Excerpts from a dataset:
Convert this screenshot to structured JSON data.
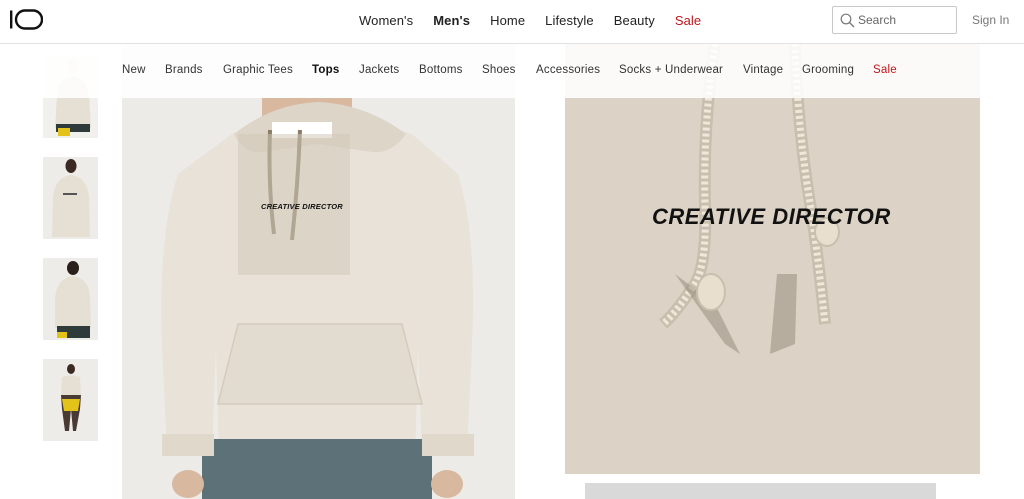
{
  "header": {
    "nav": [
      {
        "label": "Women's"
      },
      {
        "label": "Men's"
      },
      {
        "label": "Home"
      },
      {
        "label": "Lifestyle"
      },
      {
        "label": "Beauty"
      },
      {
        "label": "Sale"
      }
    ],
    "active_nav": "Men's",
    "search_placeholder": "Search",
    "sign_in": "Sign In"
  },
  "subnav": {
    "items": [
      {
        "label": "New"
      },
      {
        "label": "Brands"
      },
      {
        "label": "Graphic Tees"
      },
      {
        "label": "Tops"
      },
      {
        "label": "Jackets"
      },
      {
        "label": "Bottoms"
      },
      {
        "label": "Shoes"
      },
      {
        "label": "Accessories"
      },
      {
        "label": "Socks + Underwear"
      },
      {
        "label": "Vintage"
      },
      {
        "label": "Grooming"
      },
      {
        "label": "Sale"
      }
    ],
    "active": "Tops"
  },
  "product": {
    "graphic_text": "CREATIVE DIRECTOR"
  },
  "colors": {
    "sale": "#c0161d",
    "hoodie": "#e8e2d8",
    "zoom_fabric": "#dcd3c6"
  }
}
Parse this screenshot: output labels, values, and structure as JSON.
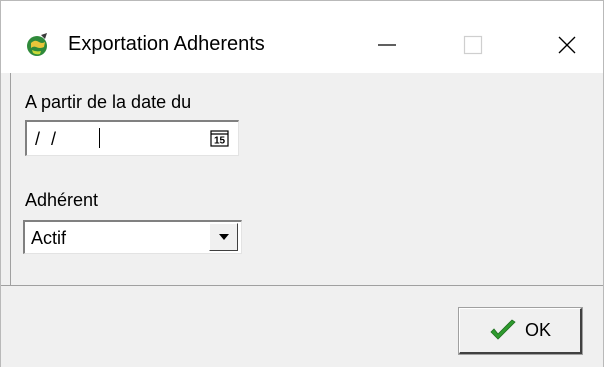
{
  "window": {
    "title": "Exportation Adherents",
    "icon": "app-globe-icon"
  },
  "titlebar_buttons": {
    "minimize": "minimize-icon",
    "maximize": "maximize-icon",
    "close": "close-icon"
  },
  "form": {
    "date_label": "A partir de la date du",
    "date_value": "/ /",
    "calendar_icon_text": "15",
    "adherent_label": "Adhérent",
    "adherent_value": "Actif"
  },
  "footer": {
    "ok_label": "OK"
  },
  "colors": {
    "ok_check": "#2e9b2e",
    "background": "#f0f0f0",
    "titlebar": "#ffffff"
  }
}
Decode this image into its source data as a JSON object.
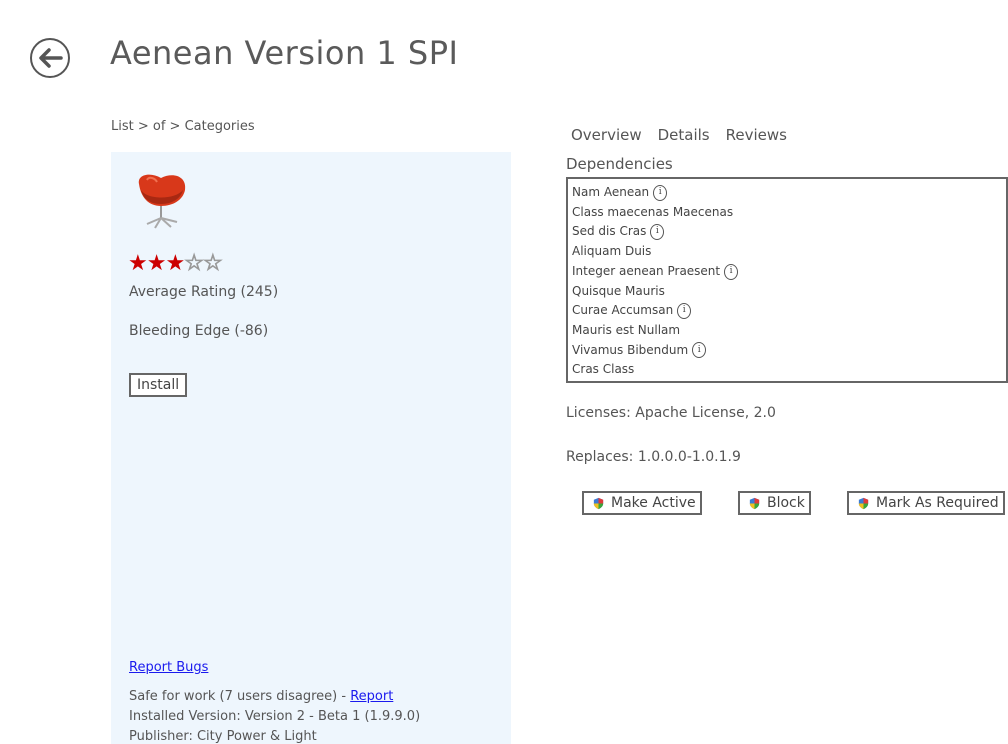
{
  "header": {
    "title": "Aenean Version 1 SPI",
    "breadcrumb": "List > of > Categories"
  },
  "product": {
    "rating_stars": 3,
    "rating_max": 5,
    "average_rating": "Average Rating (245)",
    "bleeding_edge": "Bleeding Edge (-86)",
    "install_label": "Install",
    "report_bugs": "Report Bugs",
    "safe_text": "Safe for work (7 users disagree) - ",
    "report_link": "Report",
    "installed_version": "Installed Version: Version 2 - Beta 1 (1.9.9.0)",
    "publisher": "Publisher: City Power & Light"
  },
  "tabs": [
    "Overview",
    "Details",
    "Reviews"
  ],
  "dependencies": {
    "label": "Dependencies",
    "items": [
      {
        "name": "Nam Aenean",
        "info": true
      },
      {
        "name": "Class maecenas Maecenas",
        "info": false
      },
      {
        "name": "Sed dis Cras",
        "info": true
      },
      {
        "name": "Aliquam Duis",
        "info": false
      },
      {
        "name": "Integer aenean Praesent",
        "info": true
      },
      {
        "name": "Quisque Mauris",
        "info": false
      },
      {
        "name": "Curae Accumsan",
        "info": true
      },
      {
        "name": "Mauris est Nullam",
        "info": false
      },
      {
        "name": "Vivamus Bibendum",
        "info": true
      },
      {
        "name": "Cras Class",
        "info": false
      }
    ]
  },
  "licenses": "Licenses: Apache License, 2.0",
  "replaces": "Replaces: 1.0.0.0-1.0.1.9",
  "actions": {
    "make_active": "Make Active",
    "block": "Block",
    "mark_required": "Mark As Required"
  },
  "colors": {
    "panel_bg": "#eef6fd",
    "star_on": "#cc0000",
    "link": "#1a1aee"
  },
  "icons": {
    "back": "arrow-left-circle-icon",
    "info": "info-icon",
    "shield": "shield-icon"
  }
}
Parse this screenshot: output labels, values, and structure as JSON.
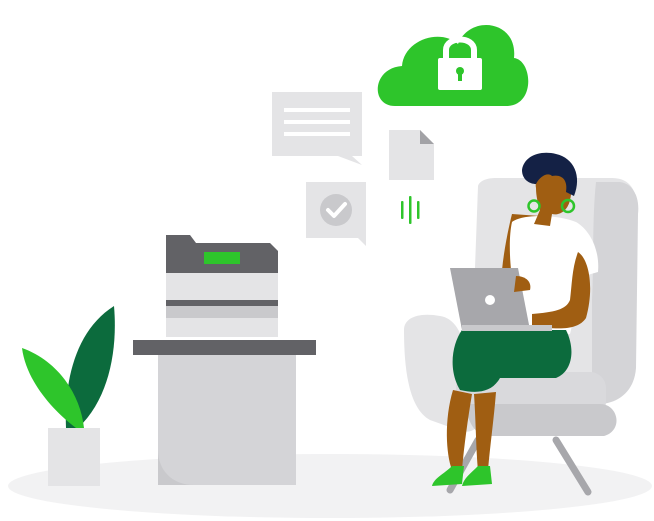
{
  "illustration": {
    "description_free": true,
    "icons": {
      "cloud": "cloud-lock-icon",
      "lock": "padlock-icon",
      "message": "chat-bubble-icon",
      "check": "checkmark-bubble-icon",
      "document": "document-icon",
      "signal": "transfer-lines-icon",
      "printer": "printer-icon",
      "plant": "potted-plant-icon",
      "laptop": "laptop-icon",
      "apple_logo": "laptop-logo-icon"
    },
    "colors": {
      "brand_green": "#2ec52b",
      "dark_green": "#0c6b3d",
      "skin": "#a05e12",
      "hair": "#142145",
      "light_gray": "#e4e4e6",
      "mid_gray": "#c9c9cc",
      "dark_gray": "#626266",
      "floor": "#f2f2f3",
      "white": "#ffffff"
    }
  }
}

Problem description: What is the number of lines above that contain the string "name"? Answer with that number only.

Solution to this problem: 10